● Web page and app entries
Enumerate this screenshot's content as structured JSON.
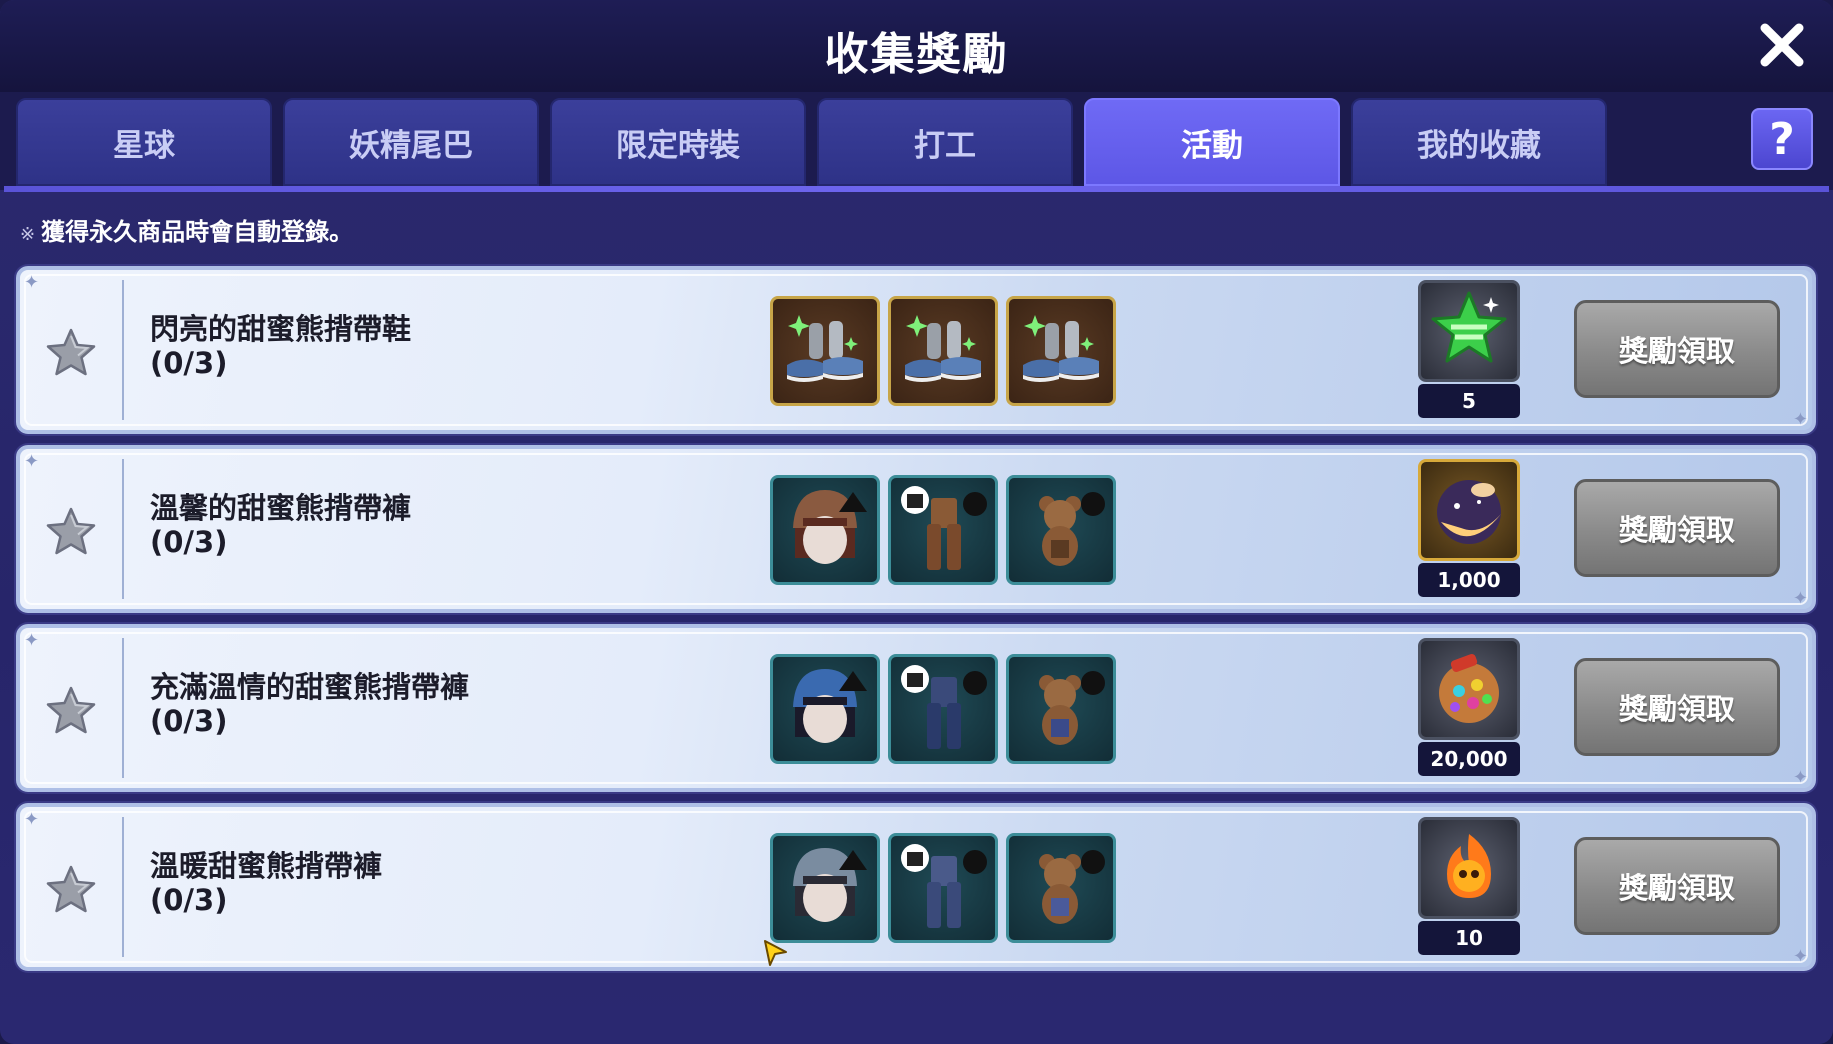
{
  "window": {
    "title": "收集獎勵"
  },
  "tabs": [
    {
      "label": "星球",
      "active": false
    },
    {
      "label": "妖精尾巴",
      "active": false
    },
    {
      "label": "限定時裝",
      "active": false
    },
    {
      "label": "打工",
      "active": false
    },
    {
      "label": "活動",
      "active": true
    },
    {
      "label": "我的收藏",
      "active": false
    }
  ],
  "help": {
    "label": "?"
  },
  "notice": {
    "mark": "※",
    "text": "獲得永久商品時會自動登錄。"
  },
  "rows": [
    {
      "name": "閃亮的甜蜜熊揹帶鞋",
      "progress": "(0/3)",
      "items": [
        "sparkle-shoes",
        "sparkle-shoes",
        "sparkle-shoes"
      ],
      "item_frame": "gold",
      "reward_icon": "green-star-icon",
      "reward_count": "5",
      "claim_label": "獎勵領取"
    },
    {
      "name": "溫馨的甜蜜熊揹帶褲",
      "progress": "(0/3)",
      "items": [
        "brown-beanie-hair",
        "brown-overalls",
        "brown-teddy-bear"
      ],
      "item_frame": "teal",
      "reward_icon": "moon-orb-icon",
      "reward_count": "1,000",
      "claim_label": "獎勵領取"
    },
    {
      "name": "充滿溫情的甜蜜熊揹帶褲",
      "progress": "(0/3)",
      "items": [
        "blue-beanie-hair",
        "navy-overalls",
        "blue-teddy-bear"
      ],
      "item_frame": "teal",
      "reward_icon": "candy-jar-icon",
      "reward_count": "20,000",
      "claim_label": "獎勵領取"
    },
    {
      "name": "溫暖甜蜜熊揹帶褲",
      "progress": "(0/3)",
      "items": [
        "grey-beanie-hair",
        "denim-overalls",
        "denim-teddy-bear"
      ],
      "item_frame": "teal",
      "reward_icon": "fire-spirit-icon",
      "reward_count": "10",
      "claim_label": "獎勵領取"
    }
  ],
  "colors": {
    "accent": "#6f6af5",
    "claim_button": "#8a8a8a",
    "background": "#27256a"
  }
}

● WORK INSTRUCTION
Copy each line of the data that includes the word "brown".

● SOLUTION FOR THIS TASK
        "brown-beanie-hair",
        "brown-overalls",
        "brown-teddy-bear"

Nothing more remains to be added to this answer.